That's why the Word reminds us over and again that He is slow to anger and great in mercy (see, for example, Exodus 34:6; Psalm 103:8). As one man once cried out in a small prayer meeting I attended, "God I thank You that You are slow to anger and great in mercy, because if You were great in anger and slow in mercy, we would have all been destroyed many years ago."
And yet there is a limit to His longsuffering. One day the wrath of God will come.
Paul warned about it repeatedly – yes, the same Paul who wrote so much about God's grace also wrote about His wrath – and we would do well to follow his lead.
To a judgmental sinner in Romans 2, Paul wrote, "Or do you despise the riches of His kindness, restraint, and patience, not recognizing that God's kindness is intended to lead you to repentance." In other words, the reason He has not yet judged you for your sins is not because He is looking the other way or because He doesn't care. Rather, it is because He is being extraordinarily kind to you to give you the opportunity to repent.
But Paul didn't stop there, as many teachers do when they simply state, "The goodness of God leads you to repentance" (which, again, is only part of the point Paul was making). Instead, Paul continued, "But because of your hardness and unrepentant heart you are storing up wrath for yourself in the day of wrath, when God's righteous judgment is revealed" (Romans 2:4-5).

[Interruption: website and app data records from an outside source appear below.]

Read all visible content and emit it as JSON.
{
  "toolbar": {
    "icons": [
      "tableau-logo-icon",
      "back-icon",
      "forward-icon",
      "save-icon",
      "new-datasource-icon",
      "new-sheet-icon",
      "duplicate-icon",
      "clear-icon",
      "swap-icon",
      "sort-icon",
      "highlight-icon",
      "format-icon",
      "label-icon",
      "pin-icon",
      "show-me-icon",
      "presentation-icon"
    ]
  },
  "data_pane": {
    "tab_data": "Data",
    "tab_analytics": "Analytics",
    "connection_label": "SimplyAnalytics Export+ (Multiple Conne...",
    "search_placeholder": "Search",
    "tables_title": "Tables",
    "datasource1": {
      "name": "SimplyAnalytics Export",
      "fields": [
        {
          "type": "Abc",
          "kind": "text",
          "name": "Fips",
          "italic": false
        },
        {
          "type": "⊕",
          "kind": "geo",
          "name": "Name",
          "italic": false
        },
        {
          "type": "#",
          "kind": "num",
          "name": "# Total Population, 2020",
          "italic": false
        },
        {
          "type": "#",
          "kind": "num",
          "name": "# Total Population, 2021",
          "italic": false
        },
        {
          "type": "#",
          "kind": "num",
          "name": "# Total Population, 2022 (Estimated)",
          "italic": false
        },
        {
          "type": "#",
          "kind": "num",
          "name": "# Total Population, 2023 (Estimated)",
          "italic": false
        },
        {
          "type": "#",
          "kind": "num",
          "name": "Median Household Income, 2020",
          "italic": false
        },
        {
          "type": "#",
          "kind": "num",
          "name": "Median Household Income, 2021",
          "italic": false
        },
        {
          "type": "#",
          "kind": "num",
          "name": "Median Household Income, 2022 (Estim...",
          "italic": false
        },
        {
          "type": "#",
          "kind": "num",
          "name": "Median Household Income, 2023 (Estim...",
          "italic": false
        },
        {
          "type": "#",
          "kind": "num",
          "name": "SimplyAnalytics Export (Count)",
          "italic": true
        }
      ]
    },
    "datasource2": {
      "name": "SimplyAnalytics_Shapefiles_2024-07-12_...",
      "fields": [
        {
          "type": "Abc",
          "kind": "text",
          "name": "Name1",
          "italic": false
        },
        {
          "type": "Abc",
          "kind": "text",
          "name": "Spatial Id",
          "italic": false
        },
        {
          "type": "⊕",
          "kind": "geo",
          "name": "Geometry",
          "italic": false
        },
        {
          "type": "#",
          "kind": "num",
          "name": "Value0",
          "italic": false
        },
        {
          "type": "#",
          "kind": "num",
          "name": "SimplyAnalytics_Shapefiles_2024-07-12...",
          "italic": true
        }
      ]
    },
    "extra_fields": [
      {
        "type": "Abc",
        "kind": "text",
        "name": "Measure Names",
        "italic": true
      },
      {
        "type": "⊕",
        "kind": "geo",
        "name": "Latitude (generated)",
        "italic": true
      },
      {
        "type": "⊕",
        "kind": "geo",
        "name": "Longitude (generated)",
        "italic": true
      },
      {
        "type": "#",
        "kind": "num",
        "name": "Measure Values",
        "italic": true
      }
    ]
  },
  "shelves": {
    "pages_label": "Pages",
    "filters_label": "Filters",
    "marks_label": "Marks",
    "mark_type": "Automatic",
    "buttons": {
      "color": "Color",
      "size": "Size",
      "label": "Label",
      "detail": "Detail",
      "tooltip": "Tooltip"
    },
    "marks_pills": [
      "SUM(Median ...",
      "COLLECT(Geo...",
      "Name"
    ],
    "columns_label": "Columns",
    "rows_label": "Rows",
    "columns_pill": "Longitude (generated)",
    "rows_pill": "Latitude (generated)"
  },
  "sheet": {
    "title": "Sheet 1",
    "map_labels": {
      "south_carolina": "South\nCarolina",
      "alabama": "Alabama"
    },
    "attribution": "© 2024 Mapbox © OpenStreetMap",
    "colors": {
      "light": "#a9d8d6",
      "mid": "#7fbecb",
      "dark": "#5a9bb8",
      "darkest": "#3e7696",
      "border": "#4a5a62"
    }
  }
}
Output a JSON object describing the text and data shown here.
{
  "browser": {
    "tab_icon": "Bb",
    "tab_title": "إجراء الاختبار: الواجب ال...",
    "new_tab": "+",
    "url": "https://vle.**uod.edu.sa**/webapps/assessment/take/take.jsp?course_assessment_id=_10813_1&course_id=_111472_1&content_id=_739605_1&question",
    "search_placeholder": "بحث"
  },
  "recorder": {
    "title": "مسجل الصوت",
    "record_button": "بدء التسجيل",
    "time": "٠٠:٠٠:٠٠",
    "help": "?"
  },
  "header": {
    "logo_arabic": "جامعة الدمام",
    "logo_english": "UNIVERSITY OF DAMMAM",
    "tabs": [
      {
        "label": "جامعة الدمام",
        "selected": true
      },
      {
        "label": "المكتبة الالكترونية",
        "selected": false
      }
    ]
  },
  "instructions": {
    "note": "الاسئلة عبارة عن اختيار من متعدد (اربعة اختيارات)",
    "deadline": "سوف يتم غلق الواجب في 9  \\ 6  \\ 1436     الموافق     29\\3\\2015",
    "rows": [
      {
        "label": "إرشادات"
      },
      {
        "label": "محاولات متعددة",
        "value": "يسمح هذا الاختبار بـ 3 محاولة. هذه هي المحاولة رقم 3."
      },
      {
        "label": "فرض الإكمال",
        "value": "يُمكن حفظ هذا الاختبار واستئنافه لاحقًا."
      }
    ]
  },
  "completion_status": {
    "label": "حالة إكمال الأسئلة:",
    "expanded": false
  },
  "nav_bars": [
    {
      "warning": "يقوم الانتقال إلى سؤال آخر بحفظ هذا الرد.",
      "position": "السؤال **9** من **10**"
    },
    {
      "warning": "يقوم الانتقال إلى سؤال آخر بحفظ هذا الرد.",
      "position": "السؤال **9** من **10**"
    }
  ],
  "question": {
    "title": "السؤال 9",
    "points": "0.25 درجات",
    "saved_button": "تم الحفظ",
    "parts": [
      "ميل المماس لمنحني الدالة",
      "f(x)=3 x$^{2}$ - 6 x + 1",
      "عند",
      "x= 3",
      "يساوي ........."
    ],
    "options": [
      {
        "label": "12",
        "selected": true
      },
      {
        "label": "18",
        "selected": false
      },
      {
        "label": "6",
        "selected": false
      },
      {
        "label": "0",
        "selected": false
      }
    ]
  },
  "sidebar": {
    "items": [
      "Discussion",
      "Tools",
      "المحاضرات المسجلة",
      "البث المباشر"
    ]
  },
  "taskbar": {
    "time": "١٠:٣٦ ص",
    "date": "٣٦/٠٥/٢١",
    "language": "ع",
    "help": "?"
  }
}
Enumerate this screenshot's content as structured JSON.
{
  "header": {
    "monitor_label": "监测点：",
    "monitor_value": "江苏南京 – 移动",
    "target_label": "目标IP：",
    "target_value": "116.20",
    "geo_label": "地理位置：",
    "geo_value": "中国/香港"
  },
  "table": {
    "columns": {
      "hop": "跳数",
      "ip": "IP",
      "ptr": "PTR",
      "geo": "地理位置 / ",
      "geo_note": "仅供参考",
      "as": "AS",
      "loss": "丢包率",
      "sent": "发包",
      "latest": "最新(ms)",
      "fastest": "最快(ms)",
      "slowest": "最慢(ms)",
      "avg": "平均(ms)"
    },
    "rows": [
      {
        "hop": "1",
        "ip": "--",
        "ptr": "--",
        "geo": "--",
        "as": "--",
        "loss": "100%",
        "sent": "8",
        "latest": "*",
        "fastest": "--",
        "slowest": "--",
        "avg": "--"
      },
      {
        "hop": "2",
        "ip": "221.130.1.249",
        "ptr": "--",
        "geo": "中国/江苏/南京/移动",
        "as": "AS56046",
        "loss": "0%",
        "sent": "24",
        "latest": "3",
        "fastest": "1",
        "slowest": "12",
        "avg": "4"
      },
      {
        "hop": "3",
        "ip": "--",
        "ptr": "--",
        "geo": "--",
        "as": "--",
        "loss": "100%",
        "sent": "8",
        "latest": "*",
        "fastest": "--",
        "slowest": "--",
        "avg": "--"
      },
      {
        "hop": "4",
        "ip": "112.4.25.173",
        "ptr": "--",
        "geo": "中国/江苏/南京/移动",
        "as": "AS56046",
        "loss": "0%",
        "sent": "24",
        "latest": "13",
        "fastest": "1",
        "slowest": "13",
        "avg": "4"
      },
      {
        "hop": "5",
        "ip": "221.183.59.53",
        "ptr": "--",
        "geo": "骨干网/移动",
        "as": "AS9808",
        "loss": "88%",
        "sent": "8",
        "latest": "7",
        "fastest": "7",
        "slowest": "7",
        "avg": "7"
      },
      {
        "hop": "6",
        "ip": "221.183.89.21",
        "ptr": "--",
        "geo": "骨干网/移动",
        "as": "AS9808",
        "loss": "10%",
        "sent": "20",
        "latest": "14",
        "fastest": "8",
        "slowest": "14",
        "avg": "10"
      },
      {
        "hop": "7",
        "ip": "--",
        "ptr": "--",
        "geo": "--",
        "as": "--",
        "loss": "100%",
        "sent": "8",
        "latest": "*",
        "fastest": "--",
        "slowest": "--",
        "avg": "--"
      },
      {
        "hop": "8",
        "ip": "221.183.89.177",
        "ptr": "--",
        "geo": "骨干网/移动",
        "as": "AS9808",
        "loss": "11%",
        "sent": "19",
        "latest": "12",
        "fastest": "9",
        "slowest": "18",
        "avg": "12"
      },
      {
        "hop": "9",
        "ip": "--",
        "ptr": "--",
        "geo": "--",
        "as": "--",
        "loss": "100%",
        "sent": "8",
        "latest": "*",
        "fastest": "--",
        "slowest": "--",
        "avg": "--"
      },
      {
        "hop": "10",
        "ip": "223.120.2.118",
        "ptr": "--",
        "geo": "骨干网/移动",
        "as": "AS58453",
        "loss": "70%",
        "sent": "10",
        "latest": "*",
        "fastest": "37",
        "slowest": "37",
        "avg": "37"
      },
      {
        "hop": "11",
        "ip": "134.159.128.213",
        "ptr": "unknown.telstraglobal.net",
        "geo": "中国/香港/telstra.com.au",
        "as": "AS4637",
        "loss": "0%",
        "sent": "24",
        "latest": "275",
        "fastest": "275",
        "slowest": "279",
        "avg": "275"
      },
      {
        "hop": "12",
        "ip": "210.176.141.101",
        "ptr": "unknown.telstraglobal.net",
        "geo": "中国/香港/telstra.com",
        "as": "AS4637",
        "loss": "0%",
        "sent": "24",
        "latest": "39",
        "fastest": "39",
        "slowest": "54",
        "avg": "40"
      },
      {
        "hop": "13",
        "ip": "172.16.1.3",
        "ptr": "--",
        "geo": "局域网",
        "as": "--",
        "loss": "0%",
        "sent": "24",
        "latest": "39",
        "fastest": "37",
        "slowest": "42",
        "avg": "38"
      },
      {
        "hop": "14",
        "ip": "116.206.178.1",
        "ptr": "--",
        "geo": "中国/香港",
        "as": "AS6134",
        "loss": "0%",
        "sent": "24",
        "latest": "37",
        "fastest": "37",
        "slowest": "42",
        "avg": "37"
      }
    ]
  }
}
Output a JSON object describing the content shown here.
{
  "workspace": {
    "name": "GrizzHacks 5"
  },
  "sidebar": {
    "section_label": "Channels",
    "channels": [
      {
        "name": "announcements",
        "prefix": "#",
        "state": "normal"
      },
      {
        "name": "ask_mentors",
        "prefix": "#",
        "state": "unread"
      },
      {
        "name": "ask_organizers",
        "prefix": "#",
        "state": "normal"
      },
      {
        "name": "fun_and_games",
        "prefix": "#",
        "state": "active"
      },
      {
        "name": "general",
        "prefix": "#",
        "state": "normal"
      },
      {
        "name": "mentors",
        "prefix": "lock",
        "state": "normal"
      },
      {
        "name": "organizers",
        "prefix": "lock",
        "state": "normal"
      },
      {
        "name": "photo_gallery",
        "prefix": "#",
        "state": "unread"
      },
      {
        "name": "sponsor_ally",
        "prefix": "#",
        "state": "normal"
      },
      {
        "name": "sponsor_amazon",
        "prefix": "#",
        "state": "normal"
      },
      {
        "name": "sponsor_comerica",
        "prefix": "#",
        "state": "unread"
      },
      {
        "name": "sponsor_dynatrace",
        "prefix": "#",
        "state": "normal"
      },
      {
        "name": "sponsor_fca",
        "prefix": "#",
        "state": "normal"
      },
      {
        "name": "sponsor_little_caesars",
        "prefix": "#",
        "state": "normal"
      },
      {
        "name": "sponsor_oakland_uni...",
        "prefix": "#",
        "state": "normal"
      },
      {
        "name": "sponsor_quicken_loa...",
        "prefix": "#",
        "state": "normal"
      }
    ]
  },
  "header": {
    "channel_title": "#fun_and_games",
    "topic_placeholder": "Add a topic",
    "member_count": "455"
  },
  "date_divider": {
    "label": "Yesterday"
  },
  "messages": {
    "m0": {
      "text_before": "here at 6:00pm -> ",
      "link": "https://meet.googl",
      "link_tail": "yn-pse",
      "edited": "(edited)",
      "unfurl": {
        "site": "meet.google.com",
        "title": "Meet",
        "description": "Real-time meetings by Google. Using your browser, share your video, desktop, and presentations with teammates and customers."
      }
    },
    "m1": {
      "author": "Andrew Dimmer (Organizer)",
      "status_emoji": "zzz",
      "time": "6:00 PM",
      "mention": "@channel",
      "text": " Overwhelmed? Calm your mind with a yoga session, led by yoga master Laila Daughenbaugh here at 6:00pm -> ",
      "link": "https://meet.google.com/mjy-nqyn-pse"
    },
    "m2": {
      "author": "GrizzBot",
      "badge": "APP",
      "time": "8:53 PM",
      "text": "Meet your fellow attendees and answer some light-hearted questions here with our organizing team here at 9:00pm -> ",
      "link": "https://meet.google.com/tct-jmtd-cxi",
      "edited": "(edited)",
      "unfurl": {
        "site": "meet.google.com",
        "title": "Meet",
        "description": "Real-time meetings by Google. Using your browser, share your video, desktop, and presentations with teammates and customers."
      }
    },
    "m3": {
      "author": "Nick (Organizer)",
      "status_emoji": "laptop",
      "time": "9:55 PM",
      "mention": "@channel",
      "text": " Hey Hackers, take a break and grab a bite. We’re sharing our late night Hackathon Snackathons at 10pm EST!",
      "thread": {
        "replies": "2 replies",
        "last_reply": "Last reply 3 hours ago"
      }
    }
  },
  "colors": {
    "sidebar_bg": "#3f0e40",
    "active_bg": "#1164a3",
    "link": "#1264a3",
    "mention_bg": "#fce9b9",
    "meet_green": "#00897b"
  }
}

This is a truly staggering thought. Non-believers are "storing up wrath" for themselves in the day of wrath. Can you imagine what this will look like?
With all the sins being committed every single day – from rape to torture to mass murder to every kind of defiling, unclean, idolatrous act – how much wrath is being stored up by humanity as a whole? How intense will that be? (Under no circumstances can this be applied to the destruction of Jerusalem in 70 AD or to some other past event, as some preterists attempt to do; this speaks of a day of wrath that has not yet come.)
That's why Paul, after listing sins of the flesh that all of God's people must turn away from, could write: "Let no one deceive you with empty arguments, for God's wrath is coming on the disobedient because of these things. Therefore, do not become their partners" (Ephesians 5:6-7; see also Colossians 3:6).
He was saying, "Since you don't want to partake in the wrath that is coming on the disobedient, don't partake in their sin either."
According to Peter, on that day, "the heavens will pass away with a loud noise, the elements will burn and be dissolved, and the earth and the works on it will be disclosed" (2 Peter 3:10).
And Peter was not exaggerating in the least. How "hot" it will be when God's anger, justice, and judgment are poured out on a sinning world?
And just like Paul, Peter explained that there was a practical application for our lives as well:
"Since all these things are to be destroyed in this way, it is clear what sort of people you should be in holy conduct and godliness as you wait for and earnestly desire the coming of the day of God. The heavens will be on fire and be dissolved because of it, and the elements will melt with the heat. But based on His promise, we wait for the new heavens and a new earth, where righteousness will dwell" (2 Peter 3:11-13).
Peter was simply reiterating what the Old Testament prophets spoke about over and again, a major theme of God's Word: There is a limit to His longsuffering, and one day, His wrath will be poured out like fire.
Shouldn't this be part of our preaching today?
Shouldn't this be part of our warning to a sinning world?
And doesn't this highlight the power of the cross and the blood of Jesus, who died so that we would not have to suffer that wrath in this world or the next?
Paul warned sinners about future judgment (see Acts 17:31; 24:24-25) and reminded God's people that it was coming (Romans 2:6-10).
Shouldn't we do the same?